This singular cessation of the insufficient strategic thinking of the Bolivarian revolution’s political leadership to deal with a hostile economic situation, which was progressively expressed as the caotization of economic and social relations, drastically accentuated by unilateral coercive measures (with the important caveat that U.S. economic aggressions date from the very beginning of the Bolivarian revolution), is accompanied by the very evident difficulty in dealing with the migratory phenomenon. With respect to the latter, the reaction of the revolutionary forces has been primarily a response of the logic of besieged fortress: not only any dissent, but also any defection is treason.

The migrant is usually assimilated to the figure of the traitor who flees from the fortress, renouncing the ethical imperative to resist. In this way, a curious phenomenon of cloistering of the resistance takes place: only the one who remains inside the fortress is capable of resisting. For the cloistered resistant subject, the migrant, in the very act of emigrating, renounces his condition as a subject of resistance.

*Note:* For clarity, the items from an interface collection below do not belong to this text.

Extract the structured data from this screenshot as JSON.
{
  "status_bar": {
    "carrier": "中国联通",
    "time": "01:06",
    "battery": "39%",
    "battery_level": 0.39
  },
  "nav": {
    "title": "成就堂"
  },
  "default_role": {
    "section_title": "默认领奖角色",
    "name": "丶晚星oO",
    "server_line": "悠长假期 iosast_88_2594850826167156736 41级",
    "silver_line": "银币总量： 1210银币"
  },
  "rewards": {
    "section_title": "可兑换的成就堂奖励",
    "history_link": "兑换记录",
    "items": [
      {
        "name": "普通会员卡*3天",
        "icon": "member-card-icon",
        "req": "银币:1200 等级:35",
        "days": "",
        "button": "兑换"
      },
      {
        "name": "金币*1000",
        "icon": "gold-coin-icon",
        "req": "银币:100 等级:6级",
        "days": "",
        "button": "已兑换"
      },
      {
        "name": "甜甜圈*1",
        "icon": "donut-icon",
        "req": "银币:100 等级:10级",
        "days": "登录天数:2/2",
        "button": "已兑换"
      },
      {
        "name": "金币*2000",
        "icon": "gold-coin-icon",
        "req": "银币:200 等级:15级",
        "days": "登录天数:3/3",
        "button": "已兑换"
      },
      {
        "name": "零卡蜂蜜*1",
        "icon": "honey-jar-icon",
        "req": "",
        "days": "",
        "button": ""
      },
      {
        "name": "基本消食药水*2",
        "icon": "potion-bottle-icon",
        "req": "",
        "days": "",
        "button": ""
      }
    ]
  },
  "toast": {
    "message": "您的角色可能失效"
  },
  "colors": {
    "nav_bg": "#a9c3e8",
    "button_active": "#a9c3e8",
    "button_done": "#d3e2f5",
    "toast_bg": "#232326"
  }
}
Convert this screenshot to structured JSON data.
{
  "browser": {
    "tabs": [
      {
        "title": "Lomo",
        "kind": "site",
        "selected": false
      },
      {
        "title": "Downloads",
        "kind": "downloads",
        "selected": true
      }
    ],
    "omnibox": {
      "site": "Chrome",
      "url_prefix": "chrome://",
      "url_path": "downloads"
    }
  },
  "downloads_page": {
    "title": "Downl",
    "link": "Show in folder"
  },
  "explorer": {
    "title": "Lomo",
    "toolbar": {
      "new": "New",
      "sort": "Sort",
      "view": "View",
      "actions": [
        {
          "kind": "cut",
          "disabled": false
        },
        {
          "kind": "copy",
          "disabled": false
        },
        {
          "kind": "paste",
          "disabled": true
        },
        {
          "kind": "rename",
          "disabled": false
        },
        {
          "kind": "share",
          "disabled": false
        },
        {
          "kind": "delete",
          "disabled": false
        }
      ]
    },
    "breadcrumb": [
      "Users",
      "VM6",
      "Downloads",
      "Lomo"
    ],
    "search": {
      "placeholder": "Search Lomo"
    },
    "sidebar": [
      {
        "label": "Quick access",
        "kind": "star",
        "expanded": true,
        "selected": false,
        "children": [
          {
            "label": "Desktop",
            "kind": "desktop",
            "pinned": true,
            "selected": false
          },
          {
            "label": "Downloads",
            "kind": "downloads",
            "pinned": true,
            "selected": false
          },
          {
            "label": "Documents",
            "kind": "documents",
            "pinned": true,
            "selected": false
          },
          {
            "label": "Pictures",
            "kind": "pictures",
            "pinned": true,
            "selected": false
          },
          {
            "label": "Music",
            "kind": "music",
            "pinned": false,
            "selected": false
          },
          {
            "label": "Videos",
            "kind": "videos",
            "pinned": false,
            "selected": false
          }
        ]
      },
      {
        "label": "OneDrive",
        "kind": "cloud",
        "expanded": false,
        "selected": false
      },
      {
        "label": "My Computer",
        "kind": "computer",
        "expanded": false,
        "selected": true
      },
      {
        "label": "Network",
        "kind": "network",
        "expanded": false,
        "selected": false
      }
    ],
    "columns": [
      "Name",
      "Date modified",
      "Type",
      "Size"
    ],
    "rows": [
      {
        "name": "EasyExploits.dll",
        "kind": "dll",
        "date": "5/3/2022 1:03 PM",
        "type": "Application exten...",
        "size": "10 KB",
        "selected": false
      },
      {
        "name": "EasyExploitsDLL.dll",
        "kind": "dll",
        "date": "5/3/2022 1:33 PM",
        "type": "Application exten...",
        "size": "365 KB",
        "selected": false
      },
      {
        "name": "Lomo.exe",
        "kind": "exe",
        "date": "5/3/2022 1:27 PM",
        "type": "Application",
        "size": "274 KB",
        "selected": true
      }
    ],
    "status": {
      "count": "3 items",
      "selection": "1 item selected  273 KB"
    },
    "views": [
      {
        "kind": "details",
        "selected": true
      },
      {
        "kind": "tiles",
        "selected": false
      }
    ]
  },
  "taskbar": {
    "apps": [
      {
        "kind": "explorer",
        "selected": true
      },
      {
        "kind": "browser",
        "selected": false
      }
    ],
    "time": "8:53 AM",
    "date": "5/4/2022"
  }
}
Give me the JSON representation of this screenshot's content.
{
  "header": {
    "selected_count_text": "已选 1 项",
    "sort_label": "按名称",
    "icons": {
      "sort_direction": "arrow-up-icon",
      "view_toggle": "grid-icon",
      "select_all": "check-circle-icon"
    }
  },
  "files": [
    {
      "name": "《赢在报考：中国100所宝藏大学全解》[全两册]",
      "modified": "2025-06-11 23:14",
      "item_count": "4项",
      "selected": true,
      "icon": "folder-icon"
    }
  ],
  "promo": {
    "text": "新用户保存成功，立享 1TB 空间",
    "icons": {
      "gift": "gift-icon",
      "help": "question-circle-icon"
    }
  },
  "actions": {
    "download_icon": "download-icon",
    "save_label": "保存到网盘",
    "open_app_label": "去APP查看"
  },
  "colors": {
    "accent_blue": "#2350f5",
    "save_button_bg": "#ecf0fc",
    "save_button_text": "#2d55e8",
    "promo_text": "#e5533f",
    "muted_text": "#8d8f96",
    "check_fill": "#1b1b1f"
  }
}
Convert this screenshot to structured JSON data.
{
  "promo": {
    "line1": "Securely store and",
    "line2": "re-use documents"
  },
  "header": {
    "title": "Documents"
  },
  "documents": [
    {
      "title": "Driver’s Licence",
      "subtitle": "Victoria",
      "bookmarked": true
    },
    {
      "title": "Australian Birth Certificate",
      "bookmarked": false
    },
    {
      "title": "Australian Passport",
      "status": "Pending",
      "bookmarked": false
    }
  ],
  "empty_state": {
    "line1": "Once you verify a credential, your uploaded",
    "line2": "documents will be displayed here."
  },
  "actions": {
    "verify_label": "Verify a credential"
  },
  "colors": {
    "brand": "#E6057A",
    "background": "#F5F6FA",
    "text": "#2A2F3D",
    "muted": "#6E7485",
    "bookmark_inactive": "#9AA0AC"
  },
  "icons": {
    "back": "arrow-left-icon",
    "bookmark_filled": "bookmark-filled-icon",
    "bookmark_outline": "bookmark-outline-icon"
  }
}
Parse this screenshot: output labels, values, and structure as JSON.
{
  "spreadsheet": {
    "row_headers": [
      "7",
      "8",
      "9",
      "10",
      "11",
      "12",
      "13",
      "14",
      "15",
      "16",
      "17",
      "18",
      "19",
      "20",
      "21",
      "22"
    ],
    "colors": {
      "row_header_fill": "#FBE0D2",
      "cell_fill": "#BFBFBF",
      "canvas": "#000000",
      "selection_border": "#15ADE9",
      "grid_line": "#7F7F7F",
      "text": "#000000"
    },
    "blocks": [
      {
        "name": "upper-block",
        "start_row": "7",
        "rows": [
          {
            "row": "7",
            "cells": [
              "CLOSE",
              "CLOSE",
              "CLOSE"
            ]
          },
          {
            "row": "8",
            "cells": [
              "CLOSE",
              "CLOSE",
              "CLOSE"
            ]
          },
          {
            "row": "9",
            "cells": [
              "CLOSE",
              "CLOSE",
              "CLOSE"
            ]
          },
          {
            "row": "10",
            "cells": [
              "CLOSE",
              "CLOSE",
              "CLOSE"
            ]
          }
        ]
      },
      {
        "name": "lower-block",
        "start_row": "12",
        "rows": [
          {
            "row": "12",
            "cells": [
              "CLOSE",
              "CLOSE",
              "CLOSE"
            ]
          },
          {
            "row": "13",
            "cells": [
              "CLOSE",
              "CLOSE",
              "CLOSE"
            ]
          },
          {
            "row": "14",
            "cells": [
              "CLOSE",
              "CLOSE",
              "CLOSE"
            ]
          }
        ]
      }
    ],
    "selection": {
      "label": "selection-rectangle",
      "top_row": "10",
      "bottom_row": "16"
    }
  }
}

The result is the depoliticization of the migratory phenomenon. Anchored in the imaginary of Caracas, the city of farewells (2011), an ode to the diaspora of the upper-middle classes, incapable of dealing ethically and aesthetically with a country in which the popular majorities identify with Chavism, we fail to understand that the subject that emigrates is a very different one: of eminently popular extraction, even from the lowest strata, severely affected by the de facto neoliberalization of Venezuelan society.

This depoliticization of the migratory phenomenon is a consequence or is expressed, among other things, as a loss of class coordinates: by thinking and acting as cloistered resistant subjects, we are not able to stand in solidarity with our class commons. In the most extreme cases, we even refer with derision to the overexploitation of which they are victims in the receiving countries, without asking ourselves why they emigrate, despite knowing that they will have to deal with a hostile political, economic and cultural environment. Perhaps derision functions as a defense mechanism: it prevents us from questioning the overexploitation of which the working class in Venezuela is a victim.

Breaking the isolation means, therefore, investigating in depth the errors and successes of the Bolivarian revolution in political and economic matters, particularly on the strategic orientation of the measures adopted mainly after 2016, and repoliticizing the migratory phenomenon, in the sense of making it intelligible from class coordinates, to begin with.

If the economic migrant is not recognized in the Bolivarian revolution, rather than being stigmatized for his “depoliticization”, one would have to ask oneself about the profound reasons for his political disaffiliation. In addition, and taking for granted the political effectiveness of the vaccination tactics against the Chavista disease, which is expressed precisely as the pure and harsh stigmatization of everything associated with Chavismo, we should be able to identify a certain astuteness of the emigrant: not recognizing oneself in Chavismo may well be a survival mechanism in a particularly hostile environment, in which xenophobia also predominates.

In summary, the popular, democratic, revolutionary and left-wing forces of the entire continent, contrary to establishing a position on Venezuela by obeisance to the miseries of short-term political calculation and of little or no strategic significance, must assume that the imperial strategy of encirclement is not only against Venezuela, not even against the population of the entire continent, but against these same forces and their possibility of regaining or assuming political power, and above all against the possibility of retaking Latin American and Caribbean unity as a strategic horizon. It is specifically up to the Venezuelan revolutionary forces to promote this unity, resisting the siege first of all, but fundamentally doing everything possible to reverse a process of de facto neoliberalization that has expelled huge contingents of Venezuelans, most of them our common class.

Translation by Internationalist 360°